Omit the images and retype the records verbatim.

■ INFORMATION ■
┌──
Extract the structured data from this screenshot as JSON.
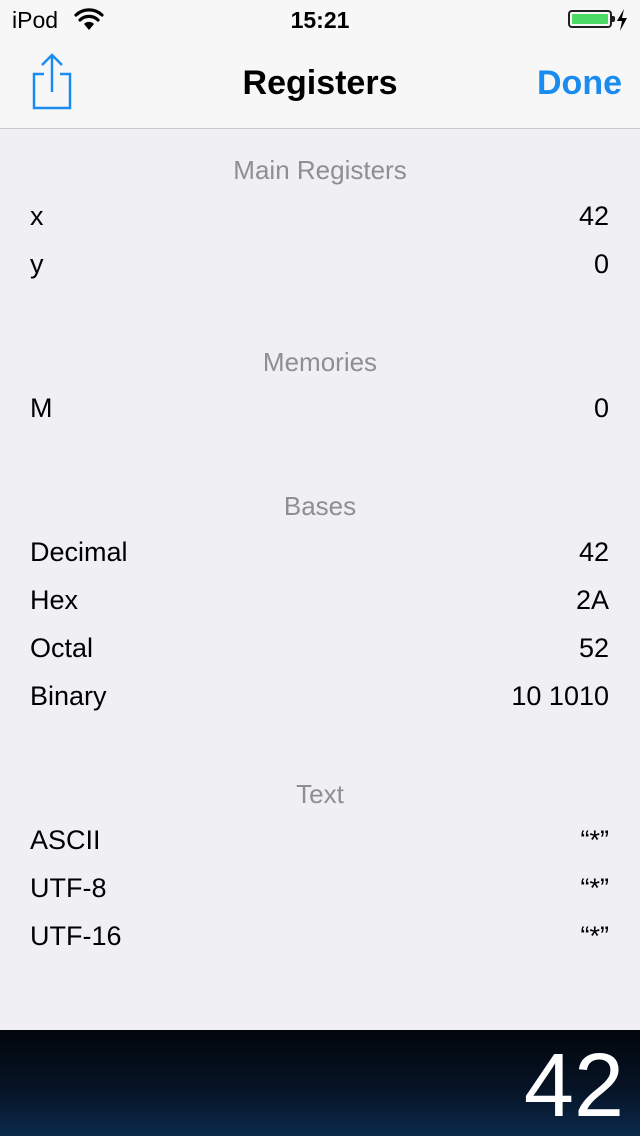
{
  "status_bar": {
    "carrier": "iPod",
    "time": "15:21",
    "battery_level": 1.0,
    "battery_color": "#4cd964",
    "charging": true,
    "icons": [
      "wifi-icon",
      "battery-icon",
      "charging-bolt-icon"
    ]
  },
  "nav": {
    "title": "Registers",
    "done_label": "Done",
    "share_icon": "share-icon",
    "accent_color": "#1a8cf0"
  },
  "sections": {
    "main": {
      "header": "Main Registers",
      "rows": [
        {
          "label": "x",
          "value": "42"
        },
        {
          "label": "y",
          "value": "0"
        }
      ]
    },
    "memories": {
      "header": "Memories",
      "rows": [
        {
          "label": "M",
          "value": "0"
        }
      ]
    },
    "bases": {
      "header": "Bases",
      "rows": [
        {
          "label": "Decimal",
          "value": "42"
        },
        {
          "label": "Hex",
          "value": "2A"
        },
        {
          "label": "Octal",
          "value": "52"
        },
        {
          "label": "Binary",
          "value": "10 1010"
        }
      ]
    },
    "text": {
      "header": "Text",
      "rows": [
        {
          "label": "ASCII",
          "value": "“*”"
        },
        {
          "label": "UTF-8",
          "value": "“*”"
        },
        {
          "label": "UTF-16",
          "value": "“*”"
        }
      ]
    }
  },
  "display": {
    "value": "42"
  }
}
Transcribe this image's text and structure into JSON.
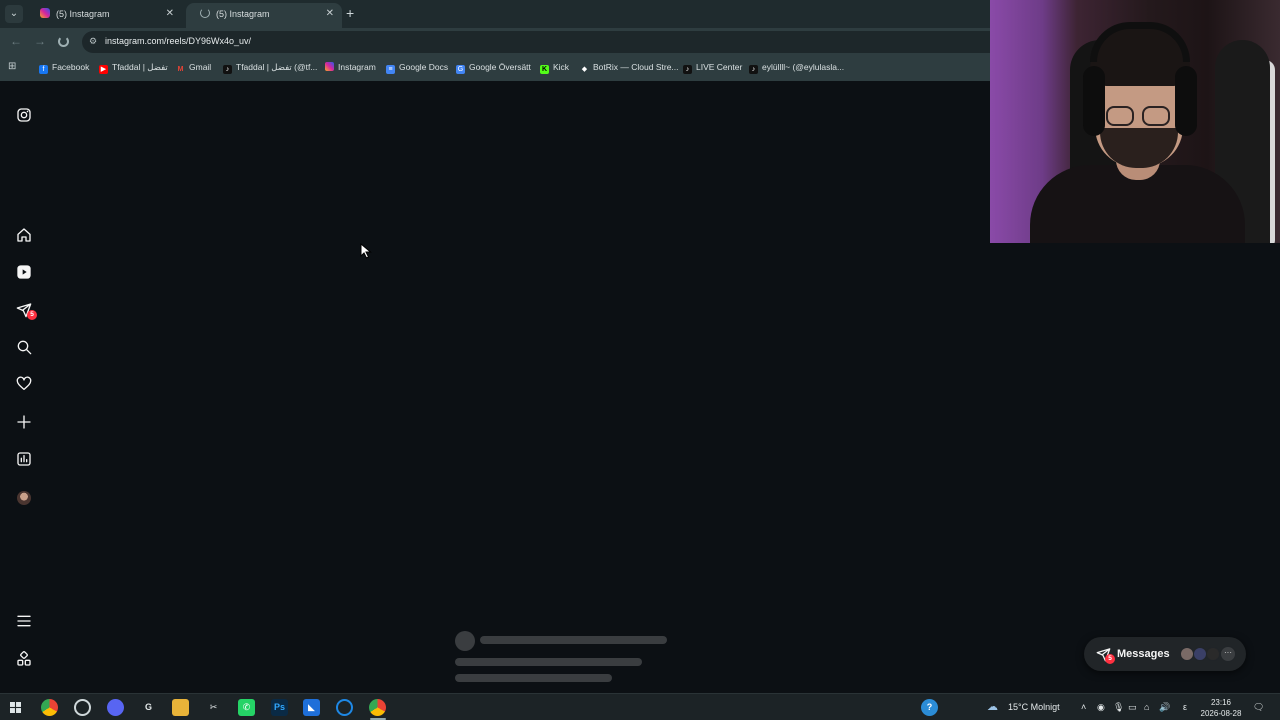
{
  "browser": {
    "tabs": [
      {
        "title": "(5) Instagram",
        "active": false
      },
      {
        "title": "(5) Instagram",
        "active": true
      }
    ],
    "new_tab": "+",
    "address": "instagram.com/reels/DY96Wx4o_uv/",
    "bookmarks": [
      {
        "label": "Facebook",
        "icon": "facebook-icon",
        "color": "#1877f2"
      },
      {
        "label": "Tfaddal | تفضل",
        "icon": "youtube-icon",
        "color": "#ff0000"
      },
      {
        "label": "Gmail",
        "icon": "gmail-icon",
        "color": "#ea4335"
      },
      {
        "label": "Tfaddal | تفضل (@tf...",
        "icon": "tiktok-icon",
        "color": "#111111"
      },
      {
        "label": "Instagram",
        "icon": "instagram-icon",
        "color": "#d6249f"
      },
      {
        "label": "Google Docs",
        "icon": "docs-icon",
        "color": "#4285f4"
      },
      {
        "label": "Google Översätt",
        "icon": "translate-icon",
        "color": "#4285f4"
      },
      {
        "label": "Kick",
        "icon": "kick-icon",
        "color": "#53fc18"
      },
      {
        "label": "BotRix — Cloud Stre...",
        "icon": "botrix-icon",
        "color": "#555555"
      },
      {
        "label": "LIVE Center",
        "icon": "tiktok-icon",
        "color": "#111111"
      },
      {
        "label": "eylüllll~ (@eylulasla...",
        "icon": "tiktok-icon",
        "color": "#111111"
      }
    ]
  },
  "sidebar": {
    "notification_count": "5",
    "items": [
      "instagram-logo-icon",
      "home-icon",
      "reels-icon",
      "messages-icon",
      "search-icon",
      "heart-icon",
      "create-icon",
      "insights-icon",
      "avatar",
      "menu-icon",
      "meta-apps-icon"
    ]
  },
  "messages": {
    "label": "Messages",
    "badge": "5",
    "more": "···"
  },
  "taskbar": {
    "weather": "15°C  Molnigt",
    "lang": "ε",
    "time": "23:16",
    "date": "2026-08-28",
    "notif_count": "5"
  },
  "colors": {
    "background": "#0c1014",
    "badge": "#ff3040",
    "chrome": "#2e3d40"
  }
}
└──
■ SOLUTION FOR THIS TASK ■
Extract the structured data from this screenshot as JSON.
{
  "status_bar": {
    "carrier": "iPod",
    "time": "15:21",
    "battery_level": 1.0,
    "battery_color": "#4cd964",
    "charging": true,
    "icons": [
      "wifi-icon",
      "battery-icon",
      "charging-bolt-icon"
    ]
  },
  "nav": {
    "title": "Registers",
    "done_label": "Done",
    "share_icon": "share-icon",
    "accent_color": "#1a8cf0"
  },
  "sections": {
    "main": {
      "header": "Main Registers",
      "rows": [
        {
          "label": "x",
          "value": "42"
        },
        {
          "label": "y",
          "value": "0"
        }
      ]
    },
    "memories": {
      "header": "Memories",
      "rows": [
        {
          "label": "M",
          "value": "0"
        }
      ]
    },
    "bases": {
      "header": "Bases",
      "rows": [
        {
          "label": "Decimal",
          "value": "42"
        },
        {
          "label": "Hex",
          "value": "2A"
        },
        {
          "label": "Octal",
          "value": "52"
        },
        {
          "label": "Binary",
          "value": "10 1010"
        }
      ]
    },
    "text": {
      "header": "Text",
      "rows": [
        {
          "label": "ASCII",
          "value": "“*”"
        },
        {
          "label": "UTF-8",
          "value": "“*”"
        },
        {
          "label": "UTF-16",
          "value": "“*”"
        }
      ]
    }
  },
  "display": {
    "value": "42"
  }
}
Transcribe this image's text and structure into JSON.
{
  "browser": {
    "tabs": [
      {
        "title": "(5) Instagram",
        "active": false
      },
      {
        "title": "(5) Instagram",
        "active": true
      }
    ],
    "new_tab": "+",
    "address": "instagram.com/reels/DY96Wx4o_uv/",
    "bookmarks": [
      {
        "label": "Facebook",
        "icon": "facebook-icon",
        "color": "#1877f2"
      },
      {
        "label": "Tfaddal | تفضل",
        "icon": "youtube-icon",
        "color": "#ff0000"
      },
      {
        "label": "Gmail",
        "icon": "gmail-icon",
        "color": "#ea4335"
      },
      {
        "label": "Tfaddal | تفضل (@tf...",
        "icon": "tiktok-icon",
        "color": "#111111"
      },
      {
        "label": "Instagram",
        "icon": "instagram-icon",
        "color": "#d6249f"
      },
      {
        "label": "Google Docs",
        "icon": "docs-icon",
        "color": "#4285f4"
      },
      {
        "label": "Google Översätt",
        "icon": "translate-icon",
        "color": "#4285f4"
      },
      {
        "label": "Kick",
        "icon": "kick-icon",
        "color": "#53fc18"
      },
      {
        "label": "BotRix — Cloud Stre...",
        "icon": "botrix-icon",
        "color": "#555555"
      },
      {
        "label": "LIVE Center",
        "icon": "tiktok-icon",
        "color": "#111111"
      },
      {
        "label": "eylüllll~ (@eylulasla...",
        "icon": "tiktok-icon",
        "color": "#111111"
      }
    ]
  },
  "sidebar": {
    "notification_count": "5",
    "items": [
      "instagram-logo-icon",
      "home-icon",
      "reels-icon",
      "messages-icon",
      "search-icon",
      "heart-icon",
      "create-icon",
      "insights-icon",
      "avatar",
      "menu-icon",
      "meta-apps-icon"
    ]
  },
  "messages": {
    "label": "Messages",
    "badge": "5",
    "more": "···"
  },
  "taskbar": {
    "weather": "15°C  Molnigt",
    "lang": "ε",
    "time": "23:16",
    "date": "2026-08-28",
    "notif_count": "5"
  },
  "colors": {
    "background": "#0c1014",
    "badge": "#ff3040",
    "chrome": "#2e3d40"
  }
}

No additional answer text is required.